The music video for “Underneath the Ground,” whether intentionally or not, has a disturbingly surreal quality that I’ve noticed trending elsewhere in indie rock over the past couple of years (but scarcely witnessed in such a creepy manner as it’s presented here). Rice doesn’t conceal his devilishness in this visual component of the release by any means; on the contrary, I think he basks in the danger element of the music all the more by embracing this sort of rebelliousness in his most recent on-screen work.
Rice’s vocal harmonies get to be a little grating in the chorus, primarily because of how overstated they become in the master mix. It’s like producers can’t make up their minds whether or not we’re to be focusing on the vocal dynamic or the fabric of the instrumentation guiding it from the backdrop, and in the end, there’s not enough of either to really appreciate what could have transpired here. That’s one misstep that could potentially be undone in a proper live version of “Underneath the Ground,” which we’ll hopefully have the chance to see and hear a lot sooner than later.
The linguistics shift from one language to the next – and from melodic singing to soft rapping – is really a bit jarring when you first encounter it, but I think that was precisely the point Rice was going for. There’s something to be said about using texture, tone and even odd tempos to create an atmosphere in your music, particularly when taking into account how archaic a lot of mainstream pop musicians find the very notion to be, and that’s part of why I think Jeremy Rice has been able to develop the following he has despite having so much competition on either side of the Canadian-American border.

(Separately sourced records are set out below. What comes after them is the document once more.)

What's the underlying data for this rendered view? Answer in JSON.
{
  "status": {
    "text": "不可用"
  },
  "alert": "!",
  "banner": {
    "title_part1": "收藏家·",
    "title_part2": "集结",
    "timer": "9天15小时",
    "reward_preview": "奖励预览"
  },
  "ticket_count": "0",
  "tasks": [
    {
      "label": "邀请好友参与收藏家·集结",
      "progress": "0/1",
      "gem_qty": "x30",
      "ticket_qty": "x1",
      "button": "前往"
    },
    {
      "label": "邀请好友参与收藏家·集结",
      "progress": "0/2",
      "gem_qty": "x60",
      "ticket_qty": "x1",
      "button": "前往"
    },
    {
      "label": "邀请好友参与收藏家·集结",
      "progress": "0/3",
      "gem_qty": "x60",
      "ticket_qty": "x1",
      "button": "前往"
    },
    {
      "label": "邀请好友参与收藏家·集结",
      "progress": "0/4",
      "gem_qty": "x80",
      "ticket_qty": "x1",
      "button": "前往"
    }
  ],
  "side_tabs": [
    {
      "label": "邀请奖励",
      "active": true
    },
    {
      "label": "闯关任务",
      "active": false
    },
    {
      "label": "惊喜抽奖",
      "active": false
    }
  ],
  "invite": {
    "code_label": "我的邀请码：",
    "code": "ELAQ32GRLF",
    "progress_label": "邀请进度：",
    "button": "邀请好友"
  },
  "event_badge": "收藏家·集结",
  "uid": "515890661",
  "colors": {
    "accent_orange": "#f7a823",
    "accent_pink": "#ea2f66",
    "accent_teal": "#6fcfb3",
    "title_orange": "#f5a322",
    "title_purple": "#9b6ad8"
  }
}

“Underneath the Ground” is definitely an unconventional tune, and if there were any debate as to whether or not Jeremy Rice were becoming unoriginal in his dispatches, I think one look at the video for this single is doing to dash any such commentary from top to bottom. Rice has a unique style that has had a bit of time to simmer and develop in all the right ways, and if provided a bit more room and resources to collaborate with better influences than he’s presently working with, I believe he’ll find his feet in the mainstream eventually.